Return the whole listing, line for line, without the pictures in it.
☆ ☆ ☆ ☆
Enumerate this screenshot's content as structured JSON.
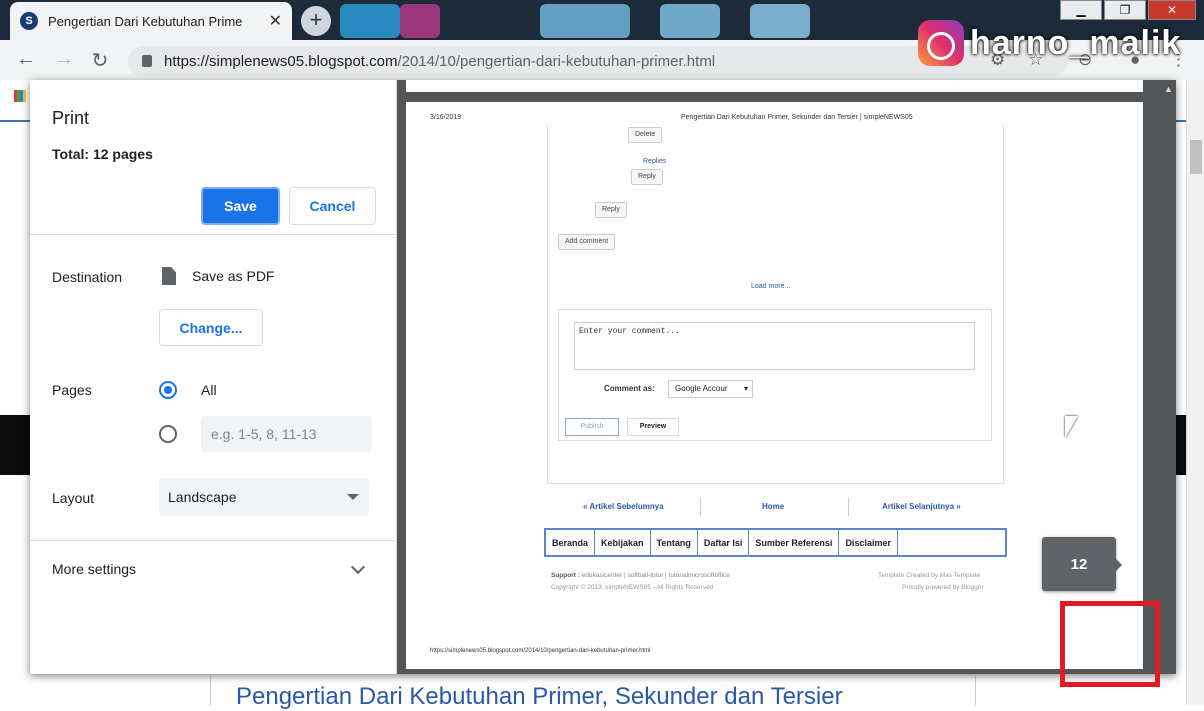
{
  "browser": {
    "tab_title": "Pengertian Dari Kebutuhan Prime",
    "tab_close": "✕",
    "new_tab": "+",
    "url_host": "https://simplenews05.blogspot.com",
    "url_path": "/2014/10/pengertian-dari-kebutuhan-primer.html",
    "window_controls": [
      "▁",
      "❐",
      "✕"
    ]
  },
  "watermark": {
    "text": "harno_malik"
  },
  "page_behind": {
    "heading": "Pengertian Dari Kebutuhan Primer, Sekunder dan Tersier"
  },
  "print": {
    "title": "Print",
    "total": "Total: 12 pages",
    "save_label": "Save",
    "cancel_label": "Cancel",
    "destination_label": "Destination",
    "destination_value": "Save as PDF",
    "change_label": "Change...",
    "pages_label": "Pages",
    "pages_all": "All",
    "pages_placeholder": "e.g. 1-5, 8, 11-13",
    "layout_label": "Layout",
    "layout_value": "Landscape",
    "more_settings": "More settings"
  },
  "preview": {
    "header_date": "3/16/2019",
    "header_title": "Pengertian Dari Kebutuhan Primer, Sekunder dan Tersier | simpleNEWS05",
    "delete": "Delete",
    "replies": "Replies",
    "reply": "Reply",
    "add_comment": "Add comment",
    "load_more": "Load more...",
    "comment_placeholder": "Enter your comment...",
    "comment_as": "Comment as:",
    "comment_as_value": "Google Accour",
    "publish": "Publish",
    "preview": "Preview",
    "prev_article": "« Artikel Sebelumnya",
    "home": "Home",
    "next_article": "Artikel Selanjutnya »",
    "menu": [
      "Beranda",
      "Kebijakan",
      "Tentang",
      "Daftar Isi",
      "Sumber Referensi",
      "Disclaimer"
    ],
    "support_label": "Support :",
    "support_links": "edukasicenter | softball-tutor | tutorialmicrosoftoffice",
    "copyright": "Copyright © 2013. simpleNEWS05 - All Rights Reserved",
    "template_credit": "Template Created by Mas Template",
    "powered_by": "Proudly powered by Blogger",
    "footer_url": "https://simplenews05.blogspot.com/2014/10/pengertian-dari-kebutuhan-primer.html",
    "page_number": "12"
  }
}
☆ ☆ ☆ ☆
## FINISHED TASK
Enumerate this screenshot's content as structured JSON.
{
  "browser": {
    "tab_title": "Pengertian Dari Kebutuhan Prime",
    "tab_close": "✕",
    "new_tab": "+",
    "url_host": "https://simplenews05.blogspot.com",
    "url_path": "/2014/10/pengertian-dari-kebutuhan-primer.html",
    "window_controls": [
      "▁",
      "❐",
      "✕"
    ]
  },
  "watermark": {
    "text": "harno_malik"
  },
  "page_behind": {
    "heading": "Pengertian Dari Kebutuhan Primer, Sekunder dan Tersier"
  },
  "print": {
    "title": "Print",
    "total": "Total: 12 pages",
    "save_label": "Save",
    "cancel_label": "Cancel",
    "destination_label": "Destination",
    "destination_value": "Save as PDF",
    "change_label": "Change...",
    "pages_label": "Pages",
    "pages_all": "All",
    "pages_placeholder": "e.g. 1-5, 8, 11-13",
    "layout_label": "Layout",
    "layout_value": "Landscape",
    "more_settings": "More settings"
  },
  "preview": {
    "header_date": "3/16/2019",
    "header_title": "Pengertian Dari Kebutuhan Primer, Sekunder dan Tersier | simpleNEWS05",
    "delete": "Delete",
    "replies": "Replies",
    "reply": "Reply",
    "add_comment": "Add comment",
    "load_more": "Load more...",
    "comment_placeholder": "Enter your comment...",
    "comment_as": "Comment as:",
    "comment_as_value": "Google Accour",
    "publish": "Publish",
    "preview": "Preview",
    "prev_article": "« Artikel Sebelumnya",
    "home": "Home",
    "next_article": "Artikel Selanjutnya »",
    "menu": [
      "Beranda",
      "Kebijakan",
      "Tentang",
      "Daftar Isi",
      "Sumber Referensi",
      "Disclaimer"
    ],
    "support_label": "Support :",
    "support_links": "edukasicenter | softball-tutor | tutorialmicrosoftoffice",
    "copyright": "Copyright © 2013. simpleNEWS05 - All Rights Reserved",
    "template_credit": "Template Created by Mas Template",
    "powered_by": "Proudly powered by Blogger",
    "footer_url": "https://simplenews05.blogspot.com/2014/10/pengertian-dari-kebutuhan-primer.html",
    "page_number": "12"
  }
}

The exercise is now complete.